§ **Aim of the task**
Please restate every line below exactly, without any pictures.

§ **Given records**
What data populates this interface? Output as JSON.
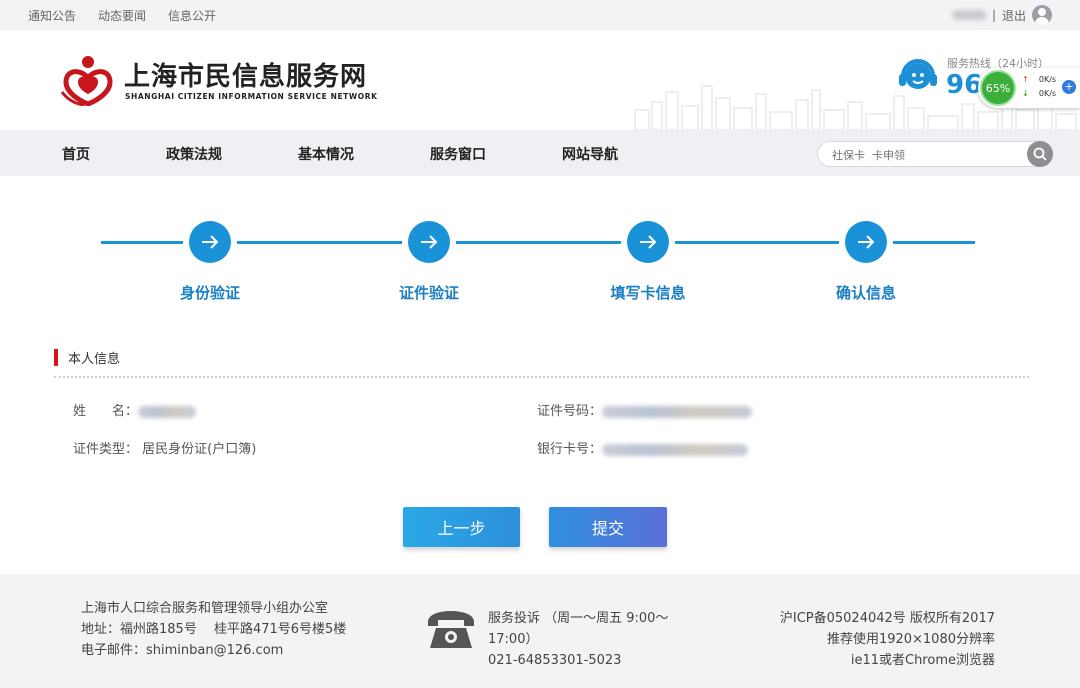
{
  "topbar": {
    "links": [
      "通知公告",
      "动态要闻",
      "信息公开"
    ],
    "logout": "退出"
  },
  "header": {
    "site_title": "上海市民信息服务网",
    "site_subtitle": "SHANGHAI CITIZEN INFORMATION SERVICE NETWORK",
    "hotline_label": "服务热线（24小时）",
    "hotline_number": "96"
  },
  "network_widget": {
    "percent": "65%",
    "upload": "0K/s",
    "download": "0K/s",
    "plus": "+"
  },
  "nav": {
    "items": [
      "首页",
      "政策法规",
      "基本情况",
      "服务窗口",
      "网站导航"
    ],
    "search_placeholder": "社保卡  卡申领"
  },
  "steps": [
    {
      "label": "身份验证"
    },
    {
      "label": "证件验证"
    },
    {
      "label": "填写卡信息"
    },
    {
      "label": "确认信息"
    }
  ],
  "personal_info": {
    "section_title": "本人信息",
    "name_label": "姓　　名：",
    "id_type_label": "证件类型：",
    "id_type_value": "居民身份证(户口簿)",
    "id_number_label": "证件号码：",
    "bank_card_label": "银行卡号："
  },
  "buttons": {
    "prev": "上一步",
    "submit": "提交"
  },
  "footer": {
    "org": "上海市人口综合服务和管理领导小组办公室",
    "address": "地址：福州路185号　 桂平路471号6号楼5楼",
    "email": "电子邮件：shiminban@126.com",
    "complaint": "服务投诉 （周一～周五 9:00～17:00）",
    "complaint_phone": "021-64853301-5023",
    "icp": "沪ICP备05024042号 版权所有2017",
    "resolution": "推荐使用1920×1080分辨率",
    "browser": "ie11或者Chrome浏览器"
  },
  "colors": {
    "accent": "#1a92d8",
    "section_marker": "#d7141a",
    "nav_bg": "#eef0f3",
    "footer_bg": "#f2f3f5"
  }
}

§ **Exercise result**
What data populates this interface? Output as JSON.
{
  "topbar": {
    "links": [
      "通知公告",
      "动态要闻",
      "信息公开"
    ],
    "logout": "退出"
  },
  "header": {
    "site_title": "上海市民信息服务网",
    "site_subtitle": "SHANGHAI CITIZEN INFORMATION SERVICE NETWORK",
    "hotline_label": "服务热线（24小时）",
    "hotline_number": "96"
  },
  "network_widget": {
    "percent": "65%",
    "upload": "0K/s",
    "download": "0K/s",
    "plus": "+"
  },
  "nav": {
    "items": [
      "首页",
      "政策法规",
      "基本情况",
      "服务窗口",
      "网站导航"
    ],
    "search_placeholder": "社保卡  卡申领"
  },
  "steps": [
    {
      "label": "身份验证"
    },
    {
      "label": "证件验证"
    },
    {
      "label": "填写卡信息"
    },
    {
      "label": "确认信息"
    }
  ],
  "personal_info": {
    "section_title": "本人信息",
    "name_label": "姓　　名：",
    "id_type_label": "证件类型：",
    "id_type_value": "居民身份证(户口簿)",
    "id_number_label": "证件号码：",
    "bank_card_label": "银行卡号："
  },
  "buttons": {
    "prev": "上一步",
    "submit": "提交"
  },
  "footer": {
    "org": "上海市人口综合服务和管理领导小组办公室",
    "address": "地址：福州路185号　 桂平路471号6号楼5楼",
    "email": "电子邮件：shiminban@126.com",
    "complaint": "服务投诉 （周一～周五 9:00～17:00）",
    "complaint_phone": "021-64853301-5023",
    "icp": "沪ICP备05024042号 版权所有2017",
    "resolution": "推荐使用1920×1080分辨率",
    "browser": "ie11或者Chrome浏览器"
  },
  "colors": {
    "accent": "#1a92d8",
    "section_marker": "#d7141a",
    "nav_bg": "#eef0f3",
    "footer_bg": "#f2f3f5"
  }
}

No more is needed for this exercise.